---------- SUPPLIED ENTRIES ----------

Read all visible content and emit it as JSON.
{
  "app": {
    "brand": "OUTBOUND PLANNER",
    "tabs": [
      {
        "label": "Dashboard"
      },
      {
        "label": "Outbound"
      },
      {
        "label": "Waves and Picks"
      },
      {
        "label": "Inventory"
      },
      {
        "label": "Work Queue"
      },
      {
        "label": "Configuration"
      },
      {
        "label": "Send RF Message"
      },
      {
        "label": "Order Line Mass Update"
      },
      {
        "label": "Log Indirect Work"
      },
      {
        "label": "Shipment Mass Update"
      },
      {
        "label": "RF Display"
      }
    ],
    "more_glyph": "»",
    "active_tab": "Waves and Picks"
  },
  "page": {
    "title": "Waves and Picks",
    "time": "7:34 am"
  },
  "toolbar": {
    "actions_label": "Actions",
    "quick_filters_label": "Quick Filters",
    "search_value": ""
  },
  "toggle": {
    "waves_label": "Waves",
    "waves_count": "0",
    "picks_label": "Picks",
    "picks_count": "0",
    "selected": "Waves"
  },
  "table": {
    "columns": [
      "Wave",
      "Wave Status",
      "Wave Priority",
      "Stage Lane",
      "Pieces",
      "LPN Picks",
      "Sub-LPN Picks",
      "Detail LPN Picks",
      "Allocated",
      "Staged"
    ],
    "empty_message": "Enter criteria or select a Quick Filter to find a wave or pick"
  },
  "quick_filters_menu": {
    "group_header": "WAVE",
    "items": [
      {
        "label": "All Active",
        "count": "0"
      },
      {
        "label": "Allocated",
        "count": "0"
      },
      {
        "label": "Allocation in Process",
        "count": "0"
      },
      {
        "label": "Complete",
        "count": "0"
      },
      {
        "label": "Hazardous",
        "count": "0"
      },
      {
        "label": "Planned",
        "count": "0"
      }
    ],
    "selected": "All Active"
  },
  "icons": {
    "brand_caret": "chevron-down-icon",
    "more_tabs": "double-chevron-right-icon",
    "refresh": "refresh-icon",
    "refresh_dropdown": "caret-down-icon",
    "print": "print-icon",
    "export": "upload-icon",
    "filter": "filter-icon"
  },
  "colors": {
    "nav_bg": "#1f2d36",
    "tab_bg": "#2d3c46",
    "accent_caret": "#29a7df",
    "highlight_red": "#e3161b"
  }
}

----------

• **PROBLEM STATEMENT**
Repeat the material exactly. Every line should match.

• **EXERCISE OUTPUT**
Read all visible content and emit it as JSON.
{
  "app": {
    "brand": "OUTBOUND PLANNER",
    "tabs": [
      {
        "label": "Dashboard"
      },
      {
        "label": "Outbound"
      },
      {
        "label": "Waves and Picks"
      },
      {
        "label": "Inventory"
      },
      {
        "label": "Work Queue"
      },
      {
        "label": "Configuration"
      },
      {
        "label": "Send RF Message"
      },
      {
        "label": "Order Line Mass Update"
      },
      {
        "label": "Log Indirect Work"
      },
      {
        "label": "Shipment Mass Update"
      },
      {
        "label": "RF Display"
      }
    ],
    "more_glyph": "»",
    "active_tab": "Waves and Picks"
  },
  "page": {
    "title": "Waves and Picks",
    "time": "7:34 am"
  },
  "toolbar": {
    "actions_label": "Actions",
    "quick_filters_label": "Quick Filters",
    "search_value": ""
  },
  "toggle": {
    "waves_label": "Waves",
    "waves_count": "0",
    "picks_label": "Picks",
    "picks_count": "0",
    "selected": "Waves"
  },
  "table": {
    "columns": [
      "Wave",
      "Wave Status",
      "Wave Priority",
      "Stage Lane",
      "Pieces",
      "LPN Picks",
      "Sub-LPN Picks",
      "Detail LPN Picks",
      "Allocated",
      "Staged"
    ],
    "empty_message": "Enter criteria or select a Quick Filter to find a wave or pick"
  },
  "quick_filters_menu": {
    "group_header": "WAVE",
    "items": [
      {
        "label": "All Active",
        "count": "0"
      },
      {
        "label": "Allocated",
        "count": "0"
      },
      {
        "label": "Allocation in Process",
        "count": "0"
      },
      {
        "label": "Complete",
        "count": "0"
      },
      {
        "label": "Hazardous",
        "count": "0"
      },
      {
        "label": "Planned",
        "count": "0"
      }
    ],
    "selected": "All Active"
  },
  "icons": {
    "brand_caret": "chevron-down-icon",
    "more_tabs": "double-chevron-right-icon",
    "refresh": "refresh-icon",
    "refresh_dropdown": "caret-down-icon",
    "print": "print-icon",
    "export": "upload-icon",
    "filter": "filter-icon"
  },
  "colors": {
    "nav_bg": "#1f2d36",
    "tab_bg": "#2d3c46",
    "accent_caret": "#29a7df",
    "highlight_red": "#e3161b"
  }
}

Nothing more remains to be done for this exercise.